(Component data from apps and pages)
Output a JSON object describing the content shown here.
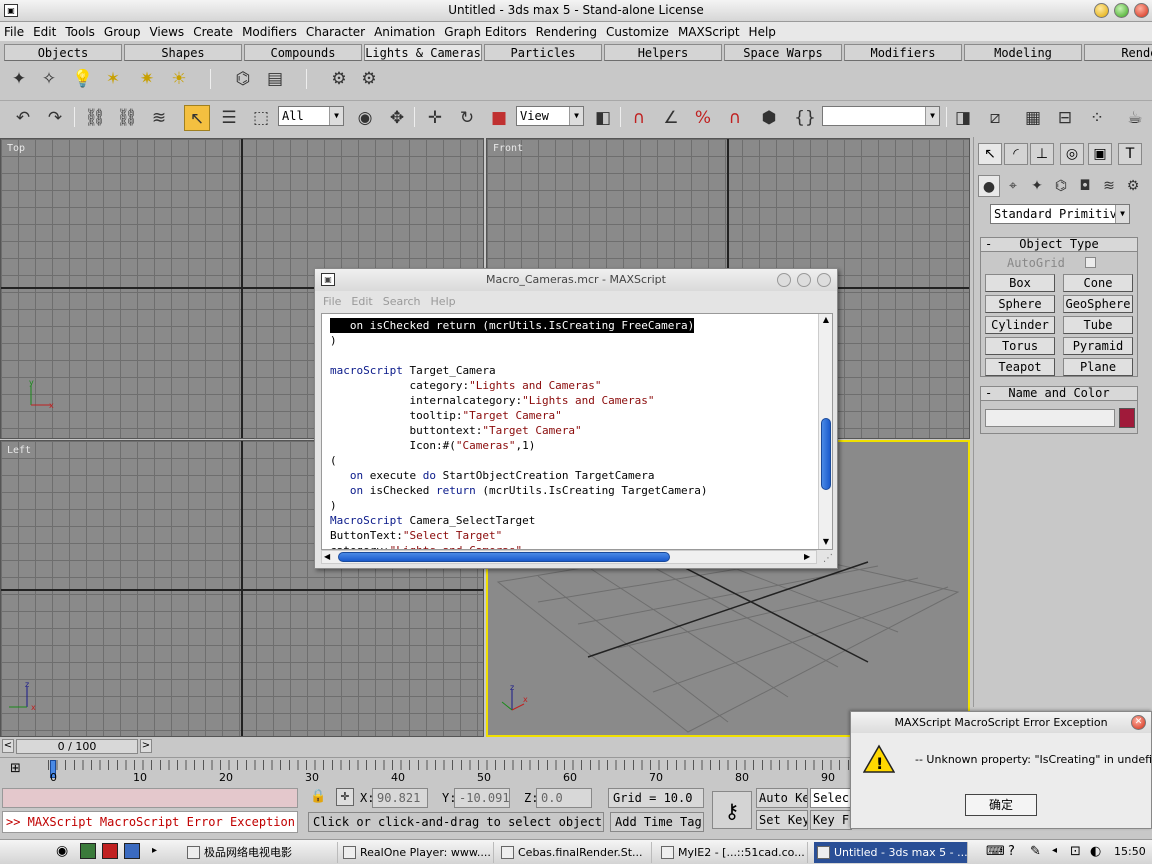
{
  "window": {
    "title": "Untitled - 3ds max 5 - Stand-alone License"
  },
  "menu": [
    "File",
    "Edit",
    "Tools",
    "Group",
    "Views",
    "Create",
    "Modifiers",
    "Character",
    "Animation",
    "Graph Editors",
    "Rendering",
    "Customize",
    "MAXScript",
    "Help"
  ],
  "tabs": [
    "Objects",
    "Shapes",
    "Compounds",
    "Lights & Cameras",
    "Particles",
    "Helpers",
    "Space Warps",
    "Modifiers",
    "Modeling",
    "Render"
  ],
  "active_tab": "Lights & Cameras",
  "toolbar": {
    "selection_filter": "All",
    "reference_coord": "View",
    "named_selection": ""
  },
  "viewports": {
    "top": "Top",
    "front": "Front",
    "left": "Left",
    "perspective": ""
  },
  "command_panel": {
    "category": "Standard Primitiv",
    "object_type_title": "Object Type",
    "autogrid": "AutoGrid",
    "buttons": [
      "Box",
      "Cone",
      "Sphere",
      "GeoSphere",
      "Cylinder",
      "Tube",
      "Torus",
      "Pyramid",
      "Teapot",
      "Plane"
    ],
    "name_color_title": "Name and Color",
    "name_value": "",
    "color": "#a01a3a"
  },
  "maxscript_window": {
    "title": "Macro_Cameras.mcr - MAXScript",
    "menu": [
      "File",
      "Edit",
      "Search",
      "Help"
    ],
    "lines": [
      {
        "indent": "   ",
        "kw1": "on",
        "mid": " isChecked ",
        "kw2": "return",
        "rest": " (mcrUtils.IsCreating FreeCamera)",
        "highlight": true
      },
      {
        "text": ")"
      },
      {
        "text": ""
      },
      {
        "kw1": "macroScript",
        "rest": " Target_Camera"
      },
      {
        "indent": "            ",
        "rest": "category:",
        "str": "\"Lights and Cameras\""
      },
      {
        "indent": "            ",
        "rest": "internalcategory:",
        "str": "\"Lights and Cameras\""
      },
      {
        "indent": "            ",
        "rest": "tooltip:",
        "str": "\"Target Camera\""
      },
      {
        "indent": "            ",
        "rest": "buttontext:",
        "str": "\"Target Camera\""
      },
      {
        "indent": "            ",
        "rest": "Icon:#(",
        "str": "\"Cameras\"",
        "tail": ",1)"
      },
      {
        "text": "("
      },
      {
        "indent": "   ",
        "kw1": "on",
        "mid": " execute ",
        "kw2": "do",
        "rest": " StartObjectCreation TargetCamera"
      },
      {
        "indent": "   ",
        "kw1": "on",
        "mid": " isChecked ",
        "kw2": "return",
        "rest": " (mcrUtils.IsCreating TargetCamera)"
      },
      {
        "text": ")"
      },
      {
        "kw1": "MacroScript",
        "rest": " Camera_SelectTarget"
      },
      {
        "rest": "ButtonText:",
        "str": "\"Select Target\""
      },
      {
        "rest": "category:",
        "str": "\"Lights and Cameras\""
      }
    ]
  },
  "timeline": {
    "frame_readout": "0 / 100",
    "ticks": [
      "0",
      "10",
      "20",
      "30",
      "40",
      "50",
      "60",
      "70",
      "80",
      "90"
    ]
  },
  "status": {
    "listener_output": ">> MAXScript MacroScript Error Exception:",
    "x_label": "X:",
    "x_value": "90.821",
    "y_label": "Y:",
    "y_value": "-10.091",
    "z_label": "Z:",
    "z_value": "0.0",
    "grid": "Grid = 10.0",
    "prompt": "Click or click-and-drag to select objects",
    "add_time_tag": "Add Time Tag",
    "auto_key": "Auto Key",
    "set_key": "Set Key",
    "selected": "Selec",
    "key_filters": "Key F"
  },
  "error_dialog": {
    "title": "MAXScript MacroScript Error Exception",
    "message": "-- Unknown property: \"IsCreating\" in undefined",
    "ok_label": "确定"
  },
  "taskbar": {
    "items": [
      "极品网络电视电影",
      "RealOne Player: www....",
      "Cebas.finalRender.St...",
      "MyIE2 - [...::51cad.co...",
      "Untitled - 3ds max 5 - ..."
    ],
    "clock": "15:50"
  }
}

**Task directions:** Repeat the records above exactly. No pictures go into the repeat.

**Expected answer:**
Output a JSON object describing the content shown here.
{
  "window": {
    "title": "Untitled - 3ds max 5 - Stand-alone License"
  },
  "menu": [
    "File",
    "Edit",
    "Tools",
    "Group",
    "Views",
    "Create",
    "Modifiers",
    "Character",
    "Animation",
    "Graph Editors",
    "Rendering",
    "Customize",
    "MAXScript",
    "Help"
  ],
  "tabs": [
    "Objects",
    "Shapes",
    "Compounds",
    "Lights & Cameras",
    "Particles",
    "Helpers",
    "Space Warps",
    "Modifiers",
    "Modeling",
    "Render"
  ],
  "active_tab": "Lights & Cameras",
  "toolbar": {
    "selection_filter": "All",
    "reference_coord": "View",
    "named_selection": ""
  },
  "viewports": {
    "top": "Top",
    "front": "Front",
    "left": "Left",
    "perspective": ""
  },
  "command_panel": {
    "category": "Standard Primitiv",
    "object_type_title": "Object Type",
    "autogrid": "AutoGrid",
    "buttons": [
      "Box",
      "Cone",
      "Sphere",
      "GeoSphere",
      "Cylinder",
      "Tube",
      "Torus",
      "Pyramid",
      "Teapot",
      "Plane"
    ],
    "name_color_title": "Name and Color",
    "name_value": "",
    "color": "#a01a3a"
  },
  "maxscript_window": {
    "title": "Macro_Cameras.mcr - MAXScript",
    "menu": [
      "File",
      "Edit",
      "Search",
      "Help"
    ],
    "lines": [
      {
        "indent": "   ",
        "kw1": "on",
        "mid": " isChecked ",
        "kw2": "return",
        "rest": " (mcrUtils.IsCreating FreeCamera)",
        "highlight": true
      },
      {
        "text": ")"
      },
      {
        "text": ""
      },
      {
        "kw1": "macroScript",
        "rest": " Target_Camera"
      },
      {
        "indent": "            ",
        "rest": "category:",
        "str": "\"Lights and Cameras\""
      },
      {
        "indent": "            ",
        "rest": "internalcategory:",
        "str": "\"Lights and Cameras\""
      },
      {
        "indent": "            ",
        "rest": "tooltip:",
        "str": "\"Target Camera\""
      },
      {
        "indent": "            ",
        "rest": "buttontext:",
        "str": "\"Target Camera\""
      },
      {
        "indent": "            ",
        "rest": "Icon:#(",
        "str": "\"Cameras\"",
        "tail": ",1)"
      },
      {
        "text": "("
      },
      {
        "indent": "   ",
        "kw1": "on",
        "mid": " execute ",
        "kw2": "do",
        "rest": " StartObjectCreation TargetCamera"
      },
      {
        "indent": "   ",
        "kw1": "on",
        "mid": " isChecked ",
        "kw2": "return",
        "rest": " (mcrUtils.IsCreating TargetCamera)"
      },
      {
        "text": ")"
      },
      {
        "kw1": "MacroScript",
        "rest": " Camera_SelectTarget"
      },
      {
        "rest": "ButtonText:",
        "str": "\"Select Target\""
      },
      {
        "rest": "category:",
        "str": "\"Lights and Cameras\""
      }
    ]
  },
  "timeline": {
    "frame_readout": "0 / 100",
    "ticks": [
      "0",
      "10",
      "20",
      "30",
      "40",
      "50",
      "60",
      "70",
      "80",
      "90"
    ]
  },
  "status": {
    "listener_output": ">> MAXScript MacroScript Error Exception:",
    "x_label": "X:",
    "x_value": "90.821",
    "y_label": "Y:",
    "y_value": "-10.091",
    "z_label": "Z:",
    "z_value": "0.0",
    "grid": "Grid = 10.0",
    "prompt": "Click or click-and-drag to select objects",
    "add_time_tag": "Add Time Tag",
    "auto_key": "Auto Key",
    "set_key": "Set Key",
    "selected": "Selec",
    "key_filters": "Key F"
  },
  "error_dialog": {
    "title": "MAXScript MacroScript Error Exception",
    "message": "-- Unknown property: \"IsCreating\" in undefined",
    "ok_label": "确定"
  },
  "taskbar": {
    "items": [
      "极品网络电视电影",
      "RealOne Player: www....",
      "Cebas.finalRender.St...",
      "MyIE2 - [...::51cad.co...",
      "Untitled - 3ds max 5 - ..."
    ],
    "clock": "15:50"
  }
}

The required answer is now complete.